Community Rating 2.50. Based on 1 votes.

Site Info

Full name: Historical Monuments at Makli, Thatta

Unesco ID: 143

Inscribed: 1981

Type: Cultural

Criteria: 3  

Link: By Name By ID

Site History

  • 2009 - Name change From "Historical Monuments of Thatta" to "Historical Monuments at Makli, Thatta"
  • 1981 - Inscribed 
  • 1980 - Deferred 


The site has 1 locations.

  • Makli, Thatta


The site has 19 connections.


  • Glazed tiles: Jama Mosque
  • Necropolises: One of the largest necropolises in the world, supposed to be the burial place of some 125,000 Sufi saints
  • Tombs: Tomb of Prince Sultan Ibrahim bin Nirza Mohammad Isa Tarkhan and several others

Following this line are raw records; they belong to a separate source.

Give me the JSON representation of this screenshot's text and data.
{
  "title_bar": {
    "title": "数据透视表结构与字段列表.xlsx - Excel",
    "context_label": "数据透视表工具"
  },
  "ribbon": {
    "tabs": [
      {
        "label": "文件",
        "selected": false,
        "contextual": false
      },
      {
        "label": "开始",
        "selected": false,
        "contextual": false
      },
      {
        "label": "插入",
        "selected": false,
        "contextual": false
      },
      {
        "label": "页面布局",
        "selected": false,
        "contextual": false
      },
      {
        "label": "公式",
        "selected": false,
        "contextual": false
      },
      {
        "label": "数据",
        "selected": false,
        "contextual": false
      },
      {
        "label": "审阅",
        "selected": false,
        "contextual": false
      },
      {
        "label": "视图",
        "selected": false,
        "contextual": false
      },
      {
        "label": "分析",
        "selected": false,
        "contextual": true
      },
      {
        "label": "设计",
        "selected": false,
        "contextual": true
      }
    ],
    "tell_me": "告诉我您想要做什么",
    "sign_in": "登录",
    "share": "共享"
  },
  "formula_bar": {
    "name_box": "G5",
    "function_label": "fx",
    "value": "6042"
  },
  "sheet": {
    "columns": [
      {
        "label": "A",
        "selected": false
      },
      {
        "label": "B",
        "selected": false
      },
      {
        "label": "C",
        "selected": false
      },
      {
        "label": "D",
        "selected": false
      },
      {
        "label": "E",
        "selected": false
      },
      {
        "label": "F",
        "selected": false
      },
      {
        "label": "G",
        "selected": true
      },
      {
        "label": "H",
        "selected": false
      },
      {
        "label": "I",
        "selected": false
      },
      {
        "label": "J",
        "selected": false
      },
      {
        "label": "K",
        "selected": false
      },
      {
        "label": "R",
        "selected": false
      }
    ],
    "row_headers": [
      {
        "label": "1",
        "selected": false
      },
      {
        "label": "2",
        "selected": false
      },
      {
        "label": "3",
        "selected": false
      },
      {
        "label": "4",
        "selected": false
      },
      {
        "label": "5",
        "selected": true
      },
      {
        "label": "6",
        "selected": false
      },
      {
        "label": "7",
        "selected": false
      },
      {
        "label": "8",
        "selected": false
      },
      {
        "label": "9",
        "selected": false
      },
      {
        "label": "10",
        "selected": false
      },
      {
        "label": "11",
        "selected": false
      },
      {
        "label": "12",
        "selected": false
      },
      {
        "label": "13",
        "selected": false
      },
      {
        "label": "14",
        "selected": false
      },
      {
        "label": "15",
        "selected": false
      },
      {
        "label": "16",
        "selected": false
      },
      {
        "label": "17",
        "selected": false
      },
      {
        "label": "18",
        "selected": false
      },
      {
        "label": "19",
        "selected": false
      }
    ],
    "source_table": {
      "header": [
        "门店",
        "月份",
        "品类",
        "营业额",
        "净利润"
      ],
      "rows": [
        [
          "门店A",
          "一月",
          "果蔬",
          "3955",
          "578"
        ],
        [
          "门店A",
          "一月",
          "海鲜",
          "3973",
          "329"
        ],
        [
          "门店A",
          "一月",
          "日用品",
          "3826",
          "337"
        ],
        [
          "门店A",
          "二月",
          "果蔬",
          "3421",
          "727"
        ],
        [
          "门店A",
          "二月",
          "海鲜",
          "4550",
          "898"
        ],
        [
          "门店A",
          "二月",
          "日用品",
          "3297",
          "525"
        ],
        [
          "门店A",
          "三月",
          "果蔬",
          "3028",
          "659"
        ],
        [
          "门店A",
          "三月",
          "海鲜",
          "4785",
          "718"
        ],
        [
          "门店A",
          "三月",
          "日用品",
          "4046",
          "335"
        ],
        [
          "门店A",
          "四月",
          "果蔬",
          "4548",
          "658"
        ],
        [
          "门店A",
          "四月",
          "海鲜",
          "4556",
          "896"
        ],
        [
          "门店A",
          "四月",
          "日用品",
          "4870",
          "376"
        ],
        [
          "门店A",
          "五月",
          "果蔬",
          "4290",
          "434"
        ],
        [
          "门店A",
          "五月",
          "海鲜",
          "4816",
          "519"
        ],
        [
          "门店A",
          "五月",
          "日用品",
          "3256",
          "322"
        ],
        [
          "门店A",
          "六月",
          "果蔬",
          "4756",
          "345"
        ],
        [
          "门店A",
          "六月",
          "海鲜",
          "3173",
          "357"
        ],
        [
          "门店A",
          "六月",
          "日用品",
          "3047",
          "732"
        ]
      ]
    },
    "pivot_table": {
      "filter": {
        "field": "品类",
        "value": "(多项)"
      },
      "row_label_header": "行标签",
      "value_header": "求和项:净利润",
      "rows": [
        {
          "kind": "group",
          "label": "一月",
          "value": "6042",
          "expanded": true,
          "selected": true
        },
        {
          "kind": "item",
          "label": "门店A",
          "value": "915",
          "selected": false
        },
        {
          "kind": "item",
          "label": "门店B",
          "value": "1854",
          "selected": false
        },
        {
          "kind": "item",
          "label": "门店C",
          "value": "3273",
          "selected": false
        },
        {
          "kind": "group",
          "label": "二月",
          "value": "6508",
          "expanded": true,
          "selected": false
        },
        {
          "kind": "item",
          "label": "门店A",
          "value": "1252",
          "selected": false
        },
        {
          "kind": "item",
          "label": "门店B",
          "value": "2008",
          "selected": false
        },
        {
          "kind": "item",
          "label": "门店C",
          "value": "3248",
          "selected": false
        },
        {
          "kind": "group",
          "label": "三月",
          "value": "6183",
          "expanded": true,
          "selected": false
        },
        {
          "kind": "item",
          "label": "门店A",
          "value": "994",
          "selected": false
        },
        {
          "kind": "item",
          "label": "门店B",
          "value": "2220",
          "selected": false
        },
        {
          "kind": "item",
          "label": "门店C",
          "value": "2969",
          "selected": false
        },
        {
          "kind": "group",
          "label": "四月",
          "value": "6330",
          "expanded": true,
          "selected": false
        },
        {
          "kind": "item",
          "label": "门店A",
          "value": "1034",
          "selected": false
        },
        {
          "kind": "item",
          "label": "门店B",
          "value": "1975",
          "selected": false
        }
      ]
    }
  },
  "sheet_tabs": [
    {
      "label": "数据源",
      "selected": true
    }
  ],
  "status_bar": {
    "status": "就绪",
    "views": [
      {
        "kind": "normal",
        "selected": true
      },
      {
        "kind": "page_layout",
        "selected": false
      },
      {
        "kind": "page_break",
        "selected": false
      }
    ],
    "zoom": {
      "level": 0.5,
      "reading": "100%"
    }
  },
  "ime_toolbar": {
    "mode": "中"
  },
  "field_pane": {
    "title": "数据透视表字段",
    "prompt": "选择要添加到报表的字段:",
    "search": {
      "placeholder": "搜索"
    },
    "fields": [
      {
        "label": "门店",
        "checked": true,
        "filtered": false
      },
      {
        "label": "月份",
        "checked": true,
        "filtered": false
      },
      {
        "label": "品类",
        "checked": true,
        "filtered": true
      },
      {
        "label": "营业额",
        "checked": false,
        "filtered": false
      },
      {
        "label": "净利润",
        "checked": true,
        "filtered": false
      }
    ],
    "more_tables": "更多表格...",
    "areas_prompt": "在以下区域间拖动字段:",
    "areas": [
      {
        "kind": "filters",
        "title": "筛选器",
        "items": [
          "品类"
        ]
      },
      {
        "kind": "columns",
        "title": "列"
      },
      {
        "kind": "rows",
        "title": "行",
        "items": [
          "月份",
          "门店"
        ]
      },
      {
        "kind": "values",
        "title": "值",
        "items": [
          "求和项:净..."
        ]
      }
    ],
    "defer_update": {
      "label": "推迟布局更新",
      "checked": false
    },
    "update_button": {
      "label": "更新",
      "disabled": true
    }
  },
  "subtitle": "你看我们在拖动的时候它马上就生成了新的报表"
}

Individual People

  • Sir Richard Francis Burton: He was appointed to the Sindh Survey during 1843-6. His visit is described in ""Unhappy Valley" and "Sind and the races which inhabit the valley of the Indus"

Religion and Belief

  • Sufism: "Makli Hill. One of the largest necropolises in the world, with a diameter of approximately 8 kilometers, Makli Hill is supposed to be the burial place of some 125,000 Sufi saints"



WHS on Other Lists

World Heritage Process

  • Inscribed on a single criterion only: iii. to bear a unique or at least exceptional testimony to a cultural tradition or to a civilization which is living or which has disappeared
  • Name changes: Makli added to the name in 2009
  • Inscribed element(s) removed: Was inscribed in 1981 as "Historic Monuments of Thatta" and the AB description clearly mentions "the mosque of Dabgir, and that of Shah Jahan (1644-1647)" whilst also differentiating "the archaeological site of Thatta and the necropolis of Makli". There has been no "official" redesignation of the site but it is clear from "Mission reports" that the elements outside Makli Necropolis are NOT now part of the inscribed site as recognised by the name change in 2009. The Shah Jahan mosque was also added to Pakistan's T List in 1993 as a separate item.